**What is needed**
The result should be every line of the listing that contains "Larson".

**Source records**
# # #

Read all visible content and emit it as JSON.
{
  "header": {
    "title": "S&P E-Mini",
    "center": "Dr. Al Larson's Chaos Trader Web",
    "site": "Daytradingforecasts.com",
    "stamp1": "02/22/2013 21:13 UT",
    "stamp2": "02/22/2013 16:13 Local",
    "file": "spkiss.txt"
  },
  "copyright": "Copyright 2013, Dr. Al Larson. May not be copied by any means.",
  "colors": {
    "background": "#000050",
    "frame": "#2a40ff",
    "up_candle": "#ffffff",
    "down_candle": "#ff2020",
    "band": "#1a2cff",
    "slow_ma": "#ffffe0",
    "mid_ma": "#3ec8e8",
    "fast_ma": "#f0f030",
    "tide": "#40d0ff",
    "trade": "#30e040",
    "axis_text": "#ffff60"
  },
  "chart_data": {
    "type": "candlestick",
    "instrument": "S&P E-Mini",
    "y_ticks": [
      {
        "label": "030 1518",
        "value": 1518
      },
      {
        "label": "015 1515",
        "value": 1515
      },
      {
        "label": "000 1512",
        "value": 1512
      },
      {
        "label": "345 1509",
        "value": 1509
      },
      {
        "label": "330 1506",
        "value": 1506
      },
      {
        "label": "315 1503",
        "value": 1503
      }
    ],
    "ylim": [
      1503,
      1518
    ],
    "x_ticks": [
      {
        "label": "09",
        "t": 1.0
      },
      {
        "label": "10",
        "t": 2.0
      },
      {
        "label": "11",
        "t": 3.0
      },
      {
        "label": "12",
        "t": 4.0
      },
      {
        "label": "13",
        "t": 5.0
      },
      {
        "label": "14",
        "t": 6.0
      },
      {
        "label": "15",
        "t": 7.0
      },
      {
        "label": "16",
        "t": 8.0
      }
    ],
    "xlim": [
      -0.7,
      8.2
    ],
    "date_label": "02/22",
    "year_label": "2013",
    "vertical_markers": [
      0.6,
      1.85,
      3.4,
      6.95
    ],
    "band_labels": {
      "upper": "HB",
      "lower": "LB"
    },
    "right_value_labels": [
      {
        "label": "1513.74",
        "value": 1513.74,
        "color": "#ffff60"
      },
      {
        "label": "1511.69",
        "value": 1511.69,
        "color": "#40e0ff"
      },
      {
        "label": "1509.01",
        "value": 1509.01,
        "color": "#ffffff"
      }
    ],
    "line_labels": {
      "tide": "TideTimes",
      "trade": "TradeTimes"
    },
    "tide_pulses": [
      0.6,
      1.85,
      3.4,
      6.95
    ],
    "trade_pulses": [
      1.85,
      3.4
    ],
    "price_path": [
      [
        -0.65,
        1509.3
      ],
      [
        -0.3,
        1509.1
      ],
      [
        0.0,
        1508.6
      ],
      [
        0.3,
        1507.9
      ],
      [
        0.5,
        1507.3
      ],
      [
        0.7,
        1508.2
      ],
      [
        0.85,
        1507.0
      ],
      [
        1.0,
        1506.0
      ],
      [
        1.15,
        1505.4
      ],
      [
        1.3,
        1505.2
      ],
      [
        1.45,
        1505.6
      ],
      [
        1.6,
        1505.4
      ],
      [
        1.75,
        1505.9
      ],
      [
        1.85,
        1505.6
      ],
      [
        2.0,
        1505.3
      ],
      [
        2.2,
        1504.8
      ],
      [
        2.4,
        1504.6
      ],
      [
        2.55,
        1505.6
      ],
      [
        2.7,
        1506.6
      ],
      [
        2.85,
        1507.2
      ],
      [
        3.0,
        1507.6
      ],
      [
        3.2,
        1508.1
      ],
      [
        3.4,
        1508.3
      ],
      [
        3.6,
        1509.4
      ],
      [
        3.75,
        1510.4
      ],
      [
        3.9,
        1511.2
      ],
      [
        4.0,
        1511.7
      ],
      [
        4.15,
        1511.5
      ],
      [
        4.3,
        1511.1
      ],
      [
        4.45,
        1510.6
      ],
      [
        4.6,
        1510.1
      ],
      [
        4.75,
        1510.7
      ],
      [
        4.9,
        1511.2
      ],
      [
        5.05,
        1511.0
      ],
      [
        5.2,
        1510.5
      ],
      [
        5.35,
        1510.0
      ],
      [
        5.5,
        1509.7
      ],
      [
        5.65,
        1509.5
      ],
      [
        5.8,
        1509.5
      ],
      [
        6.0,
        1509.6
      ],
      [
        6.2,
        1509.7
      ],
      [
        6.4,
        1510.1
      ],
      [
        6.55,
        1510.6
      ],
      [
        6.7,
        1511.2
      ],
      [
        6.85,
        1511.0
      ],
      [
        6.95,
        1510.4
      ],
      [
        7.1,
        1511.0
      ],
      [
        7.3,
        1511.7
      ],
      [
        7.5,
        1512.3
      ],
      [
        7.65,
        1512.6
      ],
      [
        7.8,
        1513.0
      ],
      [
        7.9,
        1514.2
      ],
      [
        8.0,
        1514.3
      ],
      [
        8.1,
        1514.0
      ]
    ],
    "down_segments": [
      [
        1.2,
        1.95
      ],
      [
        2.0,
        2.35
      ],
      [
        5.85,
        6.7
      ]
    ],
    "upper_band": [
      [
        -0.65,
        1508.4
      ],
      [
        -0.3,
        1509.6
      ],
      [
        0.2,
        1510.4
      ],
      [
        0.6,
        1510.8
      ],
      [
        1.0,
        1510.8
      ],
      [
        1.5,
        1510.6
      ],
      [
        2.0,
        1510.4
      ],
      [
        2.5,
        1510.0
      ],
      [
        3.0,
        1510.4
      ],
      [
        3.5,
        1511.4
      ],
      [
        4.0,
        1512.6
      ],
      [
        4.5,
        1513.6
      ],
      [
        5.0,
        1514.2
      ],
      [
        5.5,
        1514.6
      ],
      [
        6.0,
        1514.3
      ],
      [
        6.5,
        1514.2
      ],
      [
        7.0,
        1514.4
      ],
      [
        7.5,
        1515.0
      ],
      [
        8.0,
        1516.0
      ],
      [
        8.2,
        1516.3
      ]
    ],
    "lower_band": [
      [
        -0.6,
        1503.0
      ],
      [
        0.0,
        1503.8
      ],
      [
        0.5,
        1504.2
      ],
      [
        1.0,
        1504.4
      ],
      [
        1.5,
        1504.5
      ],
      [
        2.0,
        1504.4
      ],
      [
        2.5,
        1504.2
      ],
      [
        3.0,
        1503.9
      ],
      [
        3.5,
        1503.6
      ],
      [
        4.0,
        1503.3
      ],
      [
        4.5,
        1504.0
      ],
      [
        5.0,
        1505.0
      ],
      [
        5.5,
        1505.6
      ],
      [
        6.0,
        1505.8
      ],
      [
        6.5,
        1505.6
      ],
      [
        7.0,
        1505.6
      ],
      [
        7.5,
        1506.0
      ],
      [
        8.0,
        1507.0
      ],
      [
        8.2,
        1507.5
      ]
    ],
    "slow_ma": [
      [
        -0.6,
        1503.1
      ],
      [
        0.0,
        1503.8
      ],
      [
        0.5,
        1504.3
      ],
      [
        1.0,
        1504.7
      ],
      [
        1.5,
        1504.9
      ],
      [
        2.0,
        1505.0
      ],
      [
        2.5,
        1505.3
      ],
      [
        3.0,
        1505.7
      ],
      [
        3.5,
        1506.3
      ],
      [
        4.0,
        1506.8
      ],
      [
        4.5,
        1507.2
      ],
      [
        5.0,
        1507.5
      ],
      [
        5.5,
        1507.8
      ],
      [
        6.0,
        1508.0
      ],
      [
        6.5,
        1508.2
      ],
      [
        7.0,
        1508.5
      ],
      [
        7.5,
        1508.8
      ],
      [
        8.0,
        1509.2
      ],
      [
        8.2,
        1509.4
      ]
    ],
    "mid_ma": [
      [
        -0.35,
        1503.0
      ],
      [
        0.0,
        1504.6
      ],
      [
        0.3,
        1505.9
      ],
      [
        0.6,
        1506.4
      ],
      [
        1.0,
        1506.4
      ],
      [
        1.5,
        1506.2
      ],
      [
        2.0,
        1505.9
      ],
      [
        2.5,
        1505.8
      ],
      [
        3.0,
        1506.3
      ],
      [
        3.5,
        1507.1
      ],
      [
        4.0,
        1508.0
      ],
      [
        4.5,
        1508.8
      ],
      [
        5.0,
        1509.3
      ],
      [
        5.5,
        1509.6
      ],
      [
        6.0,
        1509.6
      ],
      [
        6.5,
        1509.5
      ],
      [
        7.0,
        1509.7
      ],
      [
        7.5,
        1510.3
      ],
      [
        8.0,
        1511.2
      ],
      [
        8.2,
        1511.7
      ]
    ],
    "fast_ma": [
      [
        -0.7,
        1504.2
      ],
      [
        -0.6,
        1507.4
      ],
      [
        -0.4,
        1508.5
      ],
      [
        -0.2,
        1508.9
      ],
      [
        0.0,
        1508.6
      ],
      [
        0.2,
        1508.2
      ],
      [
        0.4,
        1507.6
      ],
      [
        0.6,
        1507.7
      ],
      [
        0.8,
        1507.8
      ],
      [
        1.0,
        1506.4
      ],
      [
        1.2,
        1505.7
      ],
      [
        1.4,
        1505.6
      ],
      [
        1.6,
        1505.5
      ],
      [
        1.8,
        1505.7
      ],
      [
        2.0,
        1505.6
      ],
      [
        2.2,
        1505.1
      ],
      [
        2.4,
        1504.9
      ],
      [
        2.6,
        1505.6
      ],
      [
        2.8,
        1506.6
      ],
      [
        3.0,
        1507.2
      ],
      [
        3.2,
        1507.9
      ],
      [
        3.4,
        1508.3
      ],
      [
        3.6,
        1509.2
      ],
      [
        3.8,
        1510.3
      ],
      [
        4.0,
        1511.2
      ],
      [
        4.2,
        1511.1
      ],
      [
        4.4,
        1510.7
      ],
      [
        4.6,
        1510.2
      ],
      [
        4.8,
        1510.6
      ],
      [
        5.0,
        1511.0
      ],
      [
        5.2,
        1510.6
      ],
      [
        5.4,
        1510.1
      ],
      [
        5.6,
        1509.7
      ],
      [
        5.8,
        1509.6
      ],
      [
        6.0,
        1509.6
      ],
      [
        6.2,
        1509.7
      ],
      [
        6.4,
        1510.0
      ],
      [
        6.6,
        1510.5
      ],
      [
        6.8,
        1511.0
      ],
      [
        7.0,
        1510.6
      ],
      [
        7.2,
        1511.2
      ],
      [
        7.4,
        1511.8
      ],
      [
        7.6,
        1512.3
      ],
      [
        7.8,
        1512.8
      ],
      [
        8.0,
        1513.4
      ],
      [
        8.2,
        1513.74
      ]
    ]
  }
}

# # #

**Answer box**
    "center": "Dr. Al Larson's Chaos Trader Web",
  "copyright": "Copyright 2013, Dr. Al Larson. May not be copied by any means.",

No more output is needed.